I like how the subject of interest is F1 and not RC
. F1's great and all, but I doubt much of it translates to our nitro cars.
Blipping the throttle is most helpful when I've got a car that pushes more than I like. If I need to tighten up my line, a couple blips will unsettle the car and get it to hook into the corner and get the front end pointed where I want it so I can punch out of the corner when my car is settled down again. This is all split second stuff of course, but with the perfect setup and perfect driving capabilities; smoother is faster. But perfect anything doesn't happen often/ever. If I want to coax my car to rotate a bit more through a corner I'll blip the throttle some. But if my car and I are in sync, smooth throttle and steering inputs will certainly get you faster lap times.

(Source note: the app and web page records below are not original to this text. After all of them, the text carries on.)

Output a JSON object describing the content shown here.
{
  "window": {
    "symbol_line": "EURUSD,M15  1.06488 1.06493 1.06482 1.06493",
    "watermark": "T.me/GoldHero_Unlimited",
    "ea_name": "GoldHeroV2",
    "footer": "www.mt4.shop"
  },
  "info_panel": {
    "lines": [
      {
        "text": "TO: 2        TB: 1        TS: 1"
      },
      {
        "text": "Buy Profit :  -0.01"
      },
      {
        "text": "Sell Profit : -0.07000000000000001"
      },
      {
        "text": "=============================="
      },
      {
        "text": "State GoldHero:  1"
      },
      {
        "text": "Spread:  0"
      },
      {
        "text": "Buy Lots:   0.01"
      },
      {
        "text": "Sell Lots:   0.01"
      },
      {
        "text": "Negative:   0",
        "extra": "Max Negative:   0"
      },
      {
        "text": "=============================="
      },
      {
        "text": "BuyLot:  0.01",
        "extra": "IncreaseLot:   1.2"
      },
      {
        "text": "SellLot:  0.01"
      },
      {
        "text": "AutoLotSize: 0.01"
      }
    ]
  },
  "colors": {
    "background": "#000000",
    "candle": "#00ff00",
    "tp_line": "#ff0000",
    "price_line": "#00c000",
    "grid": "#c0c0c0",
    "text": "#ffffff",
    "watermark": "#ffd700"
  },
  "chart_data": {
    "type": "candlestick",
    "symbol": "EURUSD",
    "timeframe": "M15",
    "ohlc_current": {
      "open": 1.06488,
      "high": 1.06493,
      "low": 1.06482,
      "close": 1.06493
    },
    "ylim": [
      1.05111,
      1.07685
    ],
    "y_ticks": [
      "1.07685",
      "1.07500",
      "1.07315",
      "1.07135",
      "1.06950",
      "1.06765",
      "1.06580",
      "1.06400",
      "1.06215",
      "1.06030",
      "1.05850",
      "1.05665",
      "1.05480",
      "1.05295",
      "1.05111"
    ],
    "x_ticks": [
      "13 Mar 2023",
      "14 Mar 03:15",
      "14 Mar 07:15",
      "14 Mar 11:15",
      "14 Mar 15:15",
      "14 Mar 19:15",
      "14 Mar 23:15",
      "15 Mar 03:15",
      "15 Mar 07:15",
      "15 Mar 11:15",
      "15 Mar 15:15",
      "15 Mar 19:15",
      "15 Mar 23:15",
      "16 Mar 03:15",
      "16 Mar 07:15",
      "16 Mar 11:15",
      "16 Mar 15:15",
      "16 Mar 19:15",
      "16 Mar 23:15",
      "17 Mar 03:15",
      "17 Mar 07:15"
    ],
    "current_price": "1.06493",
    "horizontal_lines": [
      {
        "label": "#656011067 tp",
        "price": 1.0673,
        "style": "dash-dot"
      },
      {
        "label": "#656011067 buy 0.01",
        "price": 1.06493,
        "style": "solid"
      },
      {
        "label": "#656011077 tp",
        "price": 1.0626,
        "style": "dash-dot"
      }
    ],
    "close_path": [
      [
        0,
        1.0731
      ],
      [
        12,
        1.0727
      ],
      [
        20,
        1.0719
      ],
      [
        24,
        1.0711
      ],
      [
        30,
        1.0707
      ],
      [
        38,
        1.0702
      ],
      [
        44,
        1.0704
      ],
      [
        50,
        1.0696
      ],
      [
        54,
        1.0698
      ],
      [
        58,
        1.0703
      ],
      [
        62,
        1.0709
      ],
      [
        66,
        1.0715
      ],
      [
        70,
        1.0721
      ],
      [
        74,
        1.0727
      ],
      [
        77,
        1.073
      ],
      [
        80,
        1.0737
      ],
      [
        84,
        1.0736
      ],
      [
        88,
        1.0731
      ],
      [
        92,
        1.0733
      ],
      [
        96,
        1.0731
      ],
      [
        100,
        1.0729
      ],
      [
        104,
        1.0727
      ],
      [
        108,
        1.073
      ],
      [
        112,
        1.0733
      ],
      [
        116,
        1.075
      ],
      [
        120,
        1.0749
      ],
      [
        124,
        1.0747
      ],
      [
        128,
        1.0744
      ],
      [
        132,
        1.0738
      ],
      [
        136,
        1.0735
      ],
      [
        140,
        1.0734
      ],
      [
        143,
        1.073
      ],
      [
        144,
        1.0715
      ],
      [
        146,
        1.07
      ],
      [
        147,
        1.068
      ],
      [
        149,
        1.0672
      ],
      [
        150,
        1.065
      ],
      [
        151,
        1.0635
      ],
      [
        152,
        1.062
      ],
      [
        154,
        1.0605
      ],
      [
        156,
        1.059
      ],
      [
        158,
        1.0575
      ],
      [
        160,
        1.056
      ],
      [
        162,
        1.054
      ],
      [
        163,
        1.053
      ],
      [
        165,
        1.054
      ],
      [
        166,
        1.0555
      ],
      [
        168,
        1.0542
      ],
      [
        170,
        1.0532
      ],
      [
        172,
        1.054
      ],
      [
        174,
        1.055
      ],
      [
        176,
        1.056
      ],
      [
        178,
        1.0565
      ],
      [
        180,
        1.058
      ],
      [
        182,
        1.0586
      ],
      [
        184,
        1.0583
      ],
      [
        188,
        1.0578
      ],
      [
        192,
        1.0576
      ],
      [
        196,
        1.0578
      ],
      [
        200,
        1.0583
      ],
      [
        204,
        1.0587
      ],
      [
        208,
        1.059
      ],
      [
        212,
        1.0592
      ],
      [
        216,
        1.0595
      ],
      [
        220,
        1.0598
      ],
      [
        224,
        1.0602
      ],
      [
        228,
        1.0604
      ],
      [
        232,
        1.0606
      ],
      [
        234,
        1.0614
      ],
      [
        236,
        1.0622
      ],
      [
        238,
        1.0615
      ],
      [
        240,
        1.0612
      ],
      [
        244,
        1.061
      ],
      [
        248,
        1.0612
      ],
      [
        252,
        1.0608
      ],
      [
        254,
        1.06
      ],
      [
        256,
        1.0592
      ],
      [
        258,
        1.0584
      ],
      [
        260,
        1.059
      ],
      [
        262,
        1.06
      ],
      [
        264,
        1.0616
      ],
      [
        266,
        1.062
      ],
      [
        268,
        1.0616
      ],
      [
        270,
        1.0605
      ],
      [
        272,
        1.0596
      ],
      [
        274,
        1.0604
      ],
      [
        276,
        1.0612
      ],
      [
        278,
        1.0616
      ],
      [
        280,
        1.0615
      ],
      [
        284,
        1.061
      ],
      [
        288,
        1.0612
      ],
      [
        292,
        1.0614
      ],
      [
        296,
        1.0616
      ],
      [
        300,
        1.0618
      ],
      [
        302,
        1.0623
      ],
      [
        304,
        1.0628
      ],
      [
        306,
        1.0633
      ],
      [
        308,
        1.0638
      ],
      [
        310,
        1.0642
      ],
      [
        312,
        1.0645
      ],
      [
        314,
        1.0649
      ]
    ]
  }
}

Another thing, if you overshoot or undershoot a corner, small corrections can be made by blipping the throttle, but as someone said, this really upsets the chassis' balance, which is just as important as where your car is located in the driving line. The best way I've found to really be on top of your car's balance is by making very smooth inputs so if you're in the middle of a corner and you need some more steering, you'll know you need about 10% more throttle to get a little more rotation or that you need to back off on the steering to get more traction up front because you're front tires are acting like plows when you're near full lock in the middle of a corner. When I'm fast, it almost feels like my car and my radio and me are doing a flowing and beautiful dance... decisive and flowing and very fast. Corny saying it like that, but that's all I can really relate it to, because if your car is cumbersome and you have to really fight with your radio to get around the track, you need some work and plenty practice.